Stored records
════════════════

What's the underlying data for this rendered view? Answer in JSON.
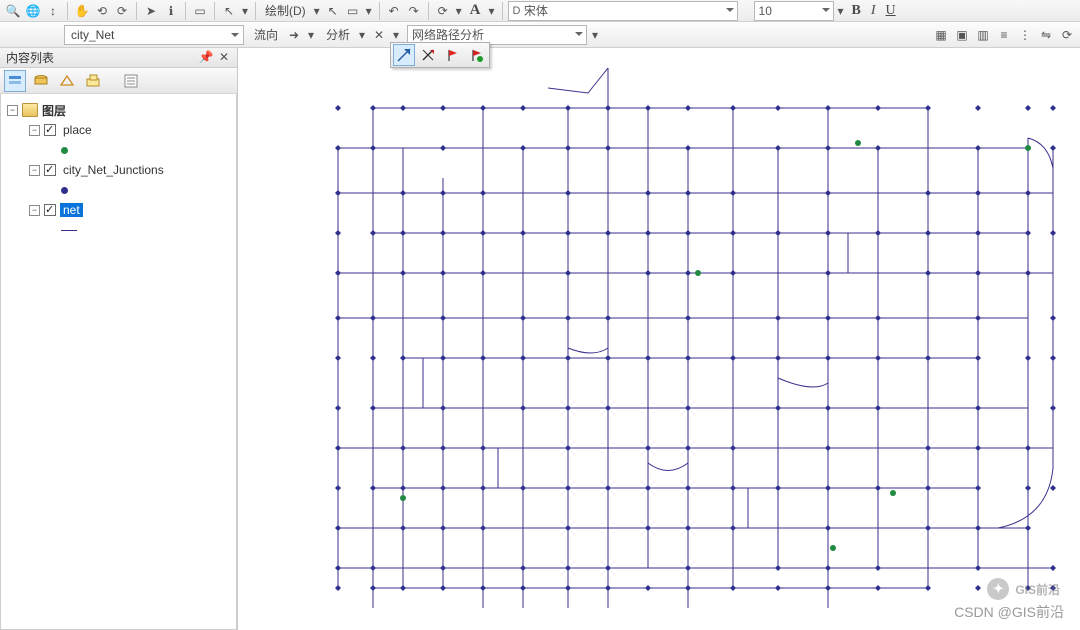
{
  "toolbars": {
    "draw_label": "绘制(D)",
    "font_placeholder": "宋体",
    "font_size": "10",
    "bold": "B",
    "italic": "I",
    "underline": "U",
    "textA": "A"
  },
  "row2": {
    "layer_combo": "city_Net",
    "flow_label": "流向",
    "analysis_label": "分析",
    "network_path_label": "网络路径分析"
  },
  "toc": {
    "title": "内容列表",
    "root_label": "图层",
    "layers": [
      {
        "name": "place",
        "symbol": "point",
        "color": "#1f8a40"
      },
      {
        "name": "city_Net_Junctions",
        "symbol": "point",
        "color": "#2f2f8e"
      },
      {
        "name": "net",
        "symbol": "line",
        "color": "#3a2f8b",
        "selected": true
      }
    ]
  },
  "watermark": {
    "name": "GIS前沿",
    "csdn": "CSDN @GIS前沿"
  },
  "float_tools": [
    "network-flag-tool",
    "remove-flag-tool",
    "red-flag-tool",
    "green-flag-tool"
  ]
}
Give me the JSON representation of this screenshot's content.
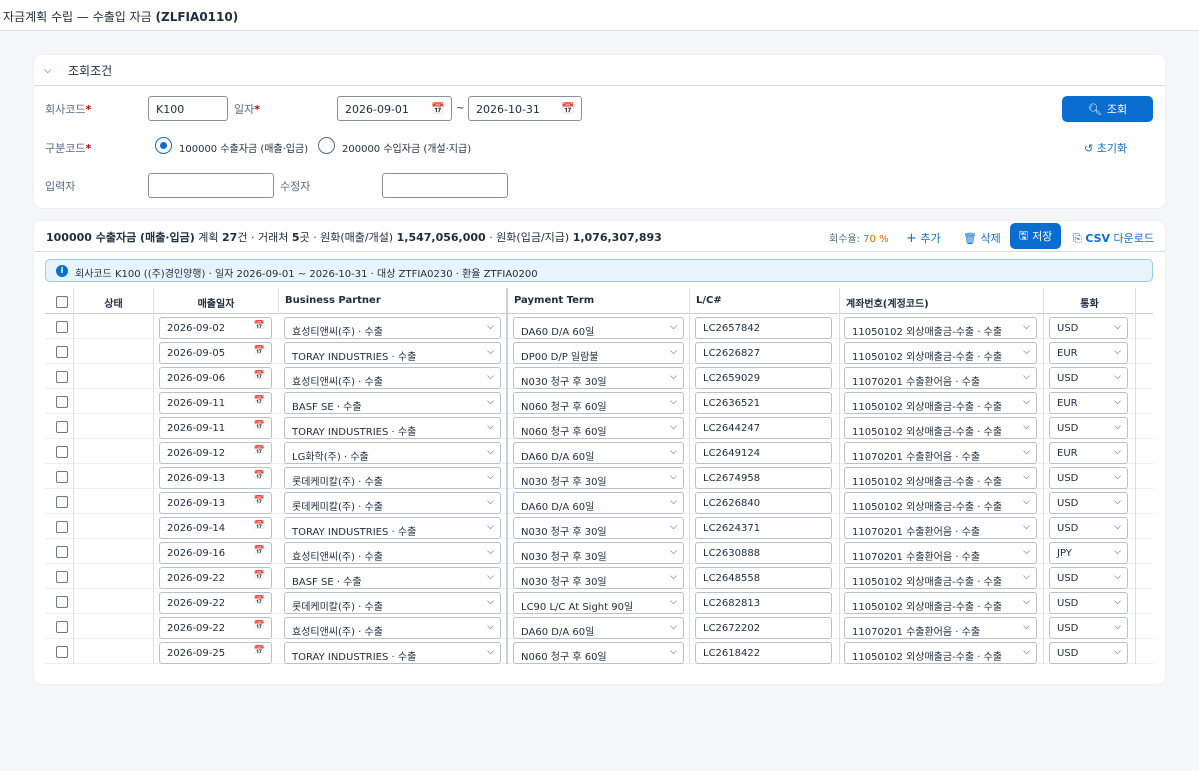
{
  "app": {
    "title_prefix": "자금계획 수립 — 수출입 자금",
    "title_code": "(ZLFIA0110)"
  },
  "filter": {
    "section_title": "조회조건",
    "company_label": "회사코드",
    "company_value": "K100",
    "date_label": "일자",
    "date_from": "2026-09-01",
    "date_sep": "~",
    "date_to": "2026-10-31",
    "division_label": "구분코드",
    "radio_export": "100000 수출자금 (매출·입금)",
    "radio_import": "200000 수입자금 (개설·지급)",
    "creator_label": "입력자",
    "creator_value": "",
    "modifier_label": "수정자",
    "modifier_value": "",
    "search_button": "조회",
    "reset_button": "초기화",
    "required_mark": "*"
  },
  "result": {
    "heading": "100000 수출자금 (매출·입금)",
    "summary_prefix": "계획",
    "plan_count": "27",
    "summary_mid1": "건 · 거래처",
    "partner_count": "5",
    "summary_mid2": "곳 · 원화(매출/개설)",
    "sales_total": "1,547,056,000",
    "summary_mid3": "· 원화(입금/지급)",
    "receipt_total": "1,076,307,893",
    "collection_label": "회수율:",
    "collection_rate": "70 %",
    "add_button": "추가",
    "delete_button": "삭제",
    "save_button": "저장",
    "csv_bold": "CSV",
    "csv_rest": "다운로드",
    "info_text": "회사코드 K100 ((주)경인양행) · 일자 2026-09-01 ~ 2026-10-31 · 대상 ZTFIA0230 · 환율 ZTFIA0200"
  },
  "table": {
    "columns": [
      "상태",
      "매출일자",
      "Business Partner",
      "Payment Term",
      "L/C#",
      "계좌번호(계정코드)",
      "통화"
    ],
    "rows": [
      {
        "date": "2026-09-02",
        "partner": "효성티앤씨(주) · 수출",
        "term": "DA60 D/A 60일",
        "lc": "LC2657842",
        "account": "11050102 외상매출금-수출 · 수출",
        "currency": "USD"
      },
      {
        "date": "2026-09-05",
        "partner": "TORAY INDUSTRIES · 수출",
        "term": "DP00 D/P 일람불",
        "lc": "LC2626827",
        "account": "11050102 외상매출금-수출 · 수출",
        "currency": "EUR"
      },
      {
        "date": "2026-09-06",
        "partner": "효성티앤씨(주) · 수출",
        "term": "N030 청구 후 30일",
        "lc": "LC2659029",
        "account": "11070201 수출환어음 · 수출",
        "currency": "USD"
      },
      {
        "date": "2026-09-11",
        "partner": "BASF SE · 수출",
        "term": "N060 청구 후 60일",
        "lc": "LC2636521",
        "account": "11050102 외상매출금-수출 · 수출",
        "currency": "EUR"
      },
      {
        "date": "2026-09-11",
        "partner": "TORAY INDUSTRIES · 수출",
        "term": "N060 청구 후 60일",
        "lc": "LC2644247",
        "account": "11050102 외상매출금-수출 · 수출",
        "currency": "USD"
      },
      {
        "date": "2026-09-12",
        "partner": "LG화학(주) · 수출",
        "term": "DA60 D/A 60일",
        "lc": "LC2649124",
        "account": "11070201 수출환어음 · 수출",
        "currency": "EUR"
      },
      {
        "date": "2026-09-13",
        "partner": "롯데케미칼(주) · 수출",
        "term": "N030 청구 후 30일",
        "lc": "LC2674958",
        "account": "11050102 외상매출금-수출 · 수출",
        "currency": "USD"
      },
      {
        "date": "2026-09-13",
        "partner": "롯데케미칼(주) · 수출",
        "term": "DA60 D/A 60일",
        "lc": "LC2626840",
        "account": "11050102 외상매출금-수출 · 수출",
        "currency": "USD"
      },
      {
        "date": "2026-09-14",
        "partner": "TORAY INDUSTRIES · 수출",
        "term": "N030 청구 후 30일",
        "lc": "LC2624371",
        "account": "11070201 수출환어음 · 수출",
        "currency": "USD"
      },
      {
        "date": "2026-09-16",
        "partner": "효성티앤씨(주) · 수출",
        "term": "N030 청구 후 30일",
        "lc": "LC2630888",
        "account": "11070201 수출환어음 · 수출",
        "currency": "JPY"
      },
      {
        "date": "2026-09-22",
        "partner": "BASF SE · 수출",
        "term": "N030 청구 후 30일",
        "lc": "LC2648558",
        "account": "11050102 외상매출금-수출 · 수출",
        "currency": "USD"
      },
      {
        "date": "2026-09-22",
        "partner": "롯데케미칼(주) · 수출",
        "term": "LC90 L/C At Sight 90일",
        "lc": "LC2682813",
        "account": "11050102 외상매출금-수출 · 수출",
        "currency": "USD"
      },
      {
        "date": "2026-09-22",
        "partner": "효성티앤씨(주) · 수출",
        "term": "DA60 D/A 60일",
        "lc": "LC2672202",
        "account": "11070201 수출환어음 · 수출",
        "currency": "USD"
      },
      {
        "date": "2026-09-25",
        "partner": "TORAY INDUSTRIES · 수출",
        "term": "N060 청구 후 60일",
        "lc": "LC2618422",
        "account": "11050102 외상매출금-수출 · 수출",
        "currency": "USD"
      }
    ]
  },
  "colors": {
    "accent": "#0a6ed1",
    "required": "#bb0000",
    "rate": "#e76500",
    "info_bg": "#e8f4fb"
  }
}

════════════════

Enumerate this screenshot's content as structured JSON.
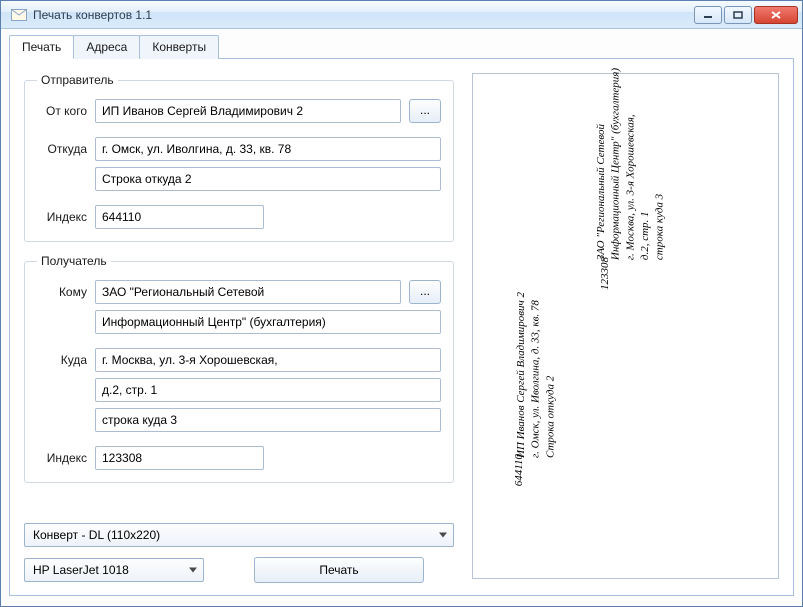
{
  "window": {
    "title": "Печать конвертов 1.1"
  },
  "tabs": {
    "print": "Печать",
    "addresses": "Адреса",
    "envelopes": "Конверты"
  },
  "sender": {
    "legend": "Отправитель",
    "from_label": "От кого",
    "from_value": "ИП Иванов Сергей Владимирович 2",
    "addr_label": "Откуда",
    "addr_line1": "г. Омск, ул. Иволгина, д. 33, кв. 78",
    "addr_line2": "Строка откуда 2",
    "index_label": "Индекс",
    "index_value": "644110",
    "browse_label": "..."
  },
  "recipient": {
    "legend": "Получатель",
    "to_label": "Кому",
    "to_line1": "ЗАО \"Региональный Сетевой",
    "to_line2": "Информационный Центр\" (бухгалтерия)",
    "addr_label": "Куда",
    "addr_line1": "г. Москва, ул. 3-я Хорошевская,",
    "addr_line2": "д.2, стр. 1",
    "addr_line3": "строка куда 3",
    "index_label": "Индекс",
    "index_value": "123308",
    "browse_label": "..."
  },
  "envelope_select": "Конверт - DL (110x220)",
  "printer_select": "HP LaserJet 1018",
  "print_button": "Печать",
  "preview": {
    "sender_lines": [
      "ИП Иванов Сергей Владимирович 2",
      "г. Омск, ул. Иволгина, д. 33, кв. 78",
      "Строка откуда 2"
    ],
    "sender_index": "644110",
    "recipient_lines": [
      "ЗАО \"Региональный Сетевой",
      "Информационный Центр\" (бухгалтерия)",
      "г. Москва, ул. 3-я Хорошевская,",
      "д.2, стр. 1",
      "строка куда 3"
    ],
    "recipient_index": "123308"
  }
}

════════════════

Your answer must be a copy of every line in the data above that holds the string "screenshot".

- Result of the exercise
Give me the JSON representation of this screenshot's content.
Enumerate this screenshot's content as structured JSON.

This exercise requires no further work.